Start of Block

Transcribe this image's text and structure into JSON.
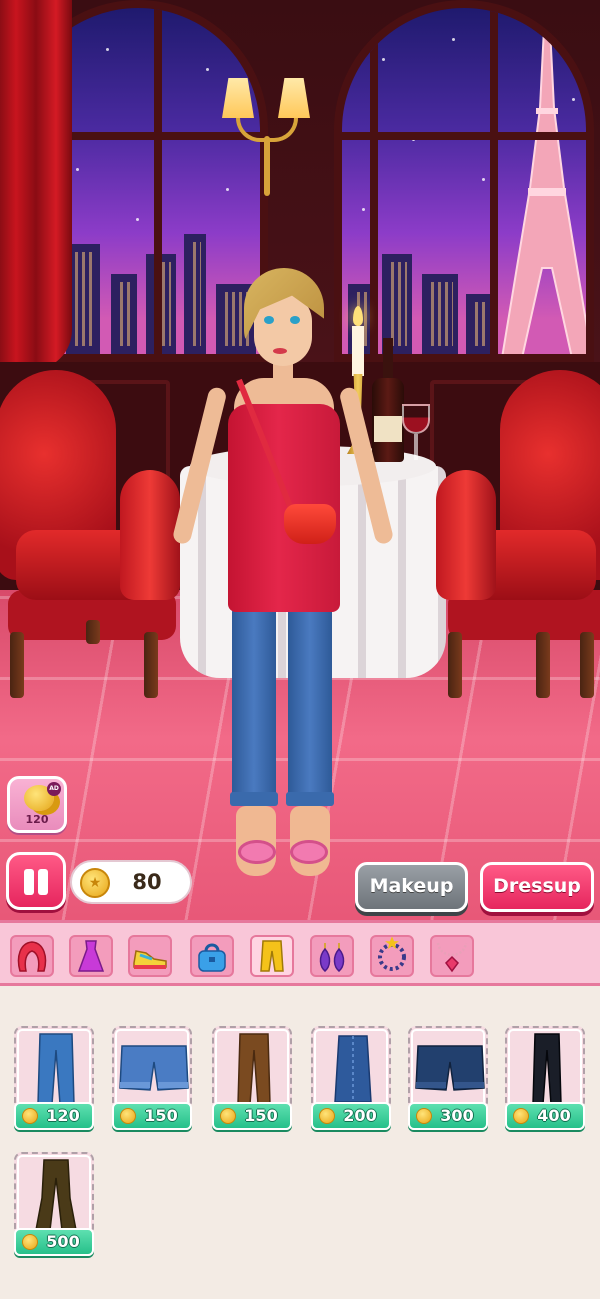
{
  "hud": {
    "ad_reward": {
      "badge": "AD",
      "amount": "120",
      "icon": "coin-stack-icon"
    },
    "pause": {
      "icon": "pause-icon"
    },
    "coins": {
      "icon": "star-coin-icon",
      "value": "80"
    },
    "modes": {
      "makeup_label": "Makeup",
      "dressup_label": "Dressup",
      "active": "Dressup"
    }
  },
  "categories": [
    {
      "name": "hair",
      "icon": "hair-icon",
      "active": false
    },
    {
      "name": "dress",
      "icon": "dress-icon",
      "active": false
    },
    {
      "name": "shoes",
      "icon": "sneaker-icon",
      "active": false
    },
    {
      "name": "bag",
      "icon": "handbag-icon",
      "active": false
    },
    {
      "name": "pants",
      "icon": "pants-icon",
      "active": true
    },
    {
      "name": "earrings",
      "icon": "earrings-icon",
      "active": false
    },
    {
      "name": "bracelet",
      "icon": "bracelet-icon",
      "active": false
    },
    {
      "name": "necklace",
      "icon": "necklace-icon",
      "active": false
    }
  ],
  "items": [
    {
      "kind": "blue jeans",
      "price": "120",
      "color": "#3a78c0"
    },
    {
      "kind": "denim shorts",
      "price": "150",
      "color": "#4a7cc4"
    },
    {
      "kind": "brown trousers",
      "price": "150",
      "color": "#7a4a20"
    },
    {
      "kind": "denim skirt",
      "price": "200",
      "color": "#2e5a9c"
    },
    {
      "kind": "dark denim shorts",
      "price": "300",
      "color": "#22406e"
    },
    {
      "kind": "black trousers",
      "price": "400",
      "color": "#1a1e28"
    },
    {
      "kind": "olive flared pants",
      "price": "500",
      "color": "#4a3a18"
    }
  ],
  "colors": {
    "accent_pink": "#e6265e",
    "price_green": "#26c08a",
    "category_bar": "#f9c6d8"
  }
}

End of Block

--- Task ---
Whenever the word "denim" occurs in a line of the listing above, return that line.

--- Solved problem ---
      "kind": "denim shorts",
      "kind": "denim skirt",
      "kind": "dark denim shorts",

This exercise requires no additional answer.